In the first part, de Botton chooses well in selecting America and examining a society where status anxiety is endemic, finding the root causes and putting them to a number of philosophical and social contexts. Most crucially, he chooses his interview subjects well, questioning preachers, bums, aspirational businessmen and right-wing fundamentalists, giving each of them an equal say, allowing extreme and valid viewpoints to be aired, without ever going for the cheap shot or attempting to undermine the interviewee with his own cleverness.
Part 2: Manifestations

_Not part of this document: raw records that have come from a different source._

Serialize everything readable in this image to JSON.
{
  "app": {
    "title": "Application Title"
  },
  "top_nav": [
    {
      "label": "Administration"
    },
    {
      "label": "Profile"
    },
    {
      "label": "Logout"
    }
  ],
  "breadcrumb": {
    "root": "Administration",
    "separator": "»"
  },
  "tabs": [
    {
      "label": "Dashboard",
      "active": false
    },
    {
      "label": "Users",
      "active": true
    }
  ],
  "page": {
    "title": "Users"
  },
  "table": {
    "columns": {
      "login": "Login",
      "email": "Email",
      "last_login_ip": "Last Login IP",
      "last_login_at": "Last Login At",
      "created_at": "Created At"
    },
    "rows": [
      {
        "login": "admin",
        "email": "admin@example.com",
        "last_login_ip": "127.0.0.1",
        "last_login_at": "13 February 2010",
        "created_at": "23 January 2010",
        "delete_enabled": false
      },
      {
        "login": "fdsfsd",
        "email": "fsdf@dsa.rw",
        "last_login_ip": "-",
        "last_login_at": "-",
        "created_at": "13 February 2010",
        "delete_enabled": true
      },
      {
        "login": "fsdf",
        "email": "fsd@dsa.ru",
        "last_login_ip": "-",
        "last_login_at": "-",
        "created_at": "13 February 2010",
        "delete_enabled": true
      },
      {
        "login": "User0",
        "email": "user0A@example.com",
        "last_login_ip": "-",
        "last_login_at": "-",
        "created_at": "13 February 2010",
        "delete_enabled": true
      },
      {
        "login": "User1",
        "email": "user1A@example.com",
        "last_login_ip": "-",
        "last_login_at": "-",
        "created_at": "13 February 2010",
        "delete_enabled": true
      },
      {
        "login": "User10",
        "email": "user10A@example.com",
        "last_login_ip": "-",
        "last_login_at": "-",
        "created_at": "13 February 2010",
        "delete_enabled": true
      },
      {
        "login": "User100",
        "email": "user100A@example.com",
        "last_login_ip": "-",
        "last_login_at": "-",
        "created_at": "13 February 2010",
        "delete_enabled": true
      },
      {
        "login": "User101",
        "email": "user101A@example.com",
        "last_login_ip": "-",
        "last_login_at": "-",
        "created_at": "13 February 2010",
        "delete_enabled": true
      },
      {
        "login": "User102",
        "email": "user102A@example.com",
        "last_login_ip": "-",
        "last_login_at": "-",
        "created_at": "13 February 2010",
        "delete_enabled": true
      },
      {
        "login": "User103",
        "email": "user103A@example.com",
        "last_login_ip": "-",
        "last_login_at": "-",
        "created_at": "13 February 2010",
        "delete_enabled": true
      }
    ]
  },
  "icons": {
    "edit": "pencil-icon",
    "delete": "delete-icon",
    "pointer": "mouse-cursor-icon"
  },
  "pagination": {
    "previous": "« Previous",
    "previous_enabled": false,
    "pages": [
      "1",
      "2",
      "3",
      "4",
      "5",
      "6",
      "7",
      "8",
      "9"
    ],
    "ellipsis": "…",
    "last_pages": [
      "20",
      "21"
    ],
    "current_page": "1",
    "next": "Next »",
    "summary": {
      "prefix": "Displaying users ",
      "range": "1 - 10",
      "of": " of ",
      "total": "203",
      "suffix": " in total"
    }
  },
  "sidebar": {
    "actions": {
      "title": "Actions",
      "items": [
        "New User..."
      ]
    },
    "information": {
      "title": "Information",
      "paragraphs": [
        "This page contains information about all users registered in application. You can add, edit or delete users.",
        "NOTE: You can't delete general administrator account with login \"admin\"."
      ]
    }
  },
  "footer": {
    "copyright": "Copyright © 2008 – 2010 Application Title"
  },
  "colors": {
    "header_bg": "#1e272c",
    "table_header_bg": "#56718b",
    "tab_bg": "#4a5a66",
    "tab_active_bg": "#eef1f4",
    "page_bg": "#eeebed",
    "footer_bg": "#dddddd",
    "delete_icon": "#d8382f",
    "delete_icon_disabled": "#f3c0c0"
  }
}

In the second part of the programme, de Botton looks at how the inequalities shown in the previous episode lead to the anxieties that affect our everyday lives. Observing how people in low-paid jobs are treated with less respect than company executives, he notes how status determines the attention we are given, as are the clothes we wear, the house we live in and the car we drive. The outward display of such status symbols is clearly an indictor to the amount of money you have and the amount of respect you therefore feel you should consequently be accorded. Self-esteem is therefore very much dependent upon the approval and judgement of others, and failure to stand out from our peers often gives rise to feelings of anxiety and unhappiness. However, does consumption and the acquiring of designer goods and status symbols really give us the happiness we seek, or just debt and an increasing need to maintain a lifestyle constantly beyond our reach?
Again, de Botton takes a historical outlook on the matter, referencing William James’ view on the desire for status being a search for love, not just from a partner, but from the world. He compares the custom of duelling to the modern equivalent of the celebrity lawsuit, seeking to maintain ones respectability and status in the eyes of the world. Returning to America, he compares Thomas Jefferson’s belief in the perfectibility of every person into a self-made hero and how wealth and happiness are attainable by everyone, to George Orwell’s belief in a true socialist meritocracy, where the working class are more deserving of rewards than the classes of privilege.
Part 3: Solutions
Having identified the causes and manifestations of status anxiety, de Botton goes on to ask whether these ideals of society’s attitude towards the rich and privileged can be overturned. He explains that there is a history of overturning what Karl Marx identified as “ideologies” – ideas that seem to be true and immutable, but are in fact lies. These lies, once dictated by the ruling classes and religion to maintain the status quo, are now disseminated in our modern society by the power of the press, telling us what we should buy, how we can be popular, and mercilessly pouncing on failure. He takes the case of John Ruskin, an opponent of Victorian values, who challenged the desire for the accumulation of wealth and achieved real political changes. Looking at other examples of people who live alternative lifestyles – the Bloomsbury Group, naturists, bohemians and hippies – he shows that living according to your own values and not those dictated by conventional attitudes has given us all the independence and freedoms we have today to make our own choices.
De Botton’s proposals for how we can achieve a simpler, anxiety-free life – citing Marcus Aurelius, Schopenhauer, Dutch Art and a “stimulating” meditation on Death - are perhaps a little esoteric and far removed from popular positive affirmations of self-help books, but consistent with the views expressed in The Art of Travel – it’s all a matter of attitude and putting one’s life into perspective. However, like The Art of Travel, de Botton also lightens proceedings with nice touches of humour, without ever talking down or cheapening the material. To gauge the power of the media to make people feel inadequate and society’s view of failure, for example, he visits the Daily Sport office and gets them to write headlines for famous mythological and literary social transgressors, Madame Bovary, Othello and Oedipus (“Sex With Mum Was Blinding!”). It effectively proves his point in a familiar and humorous way.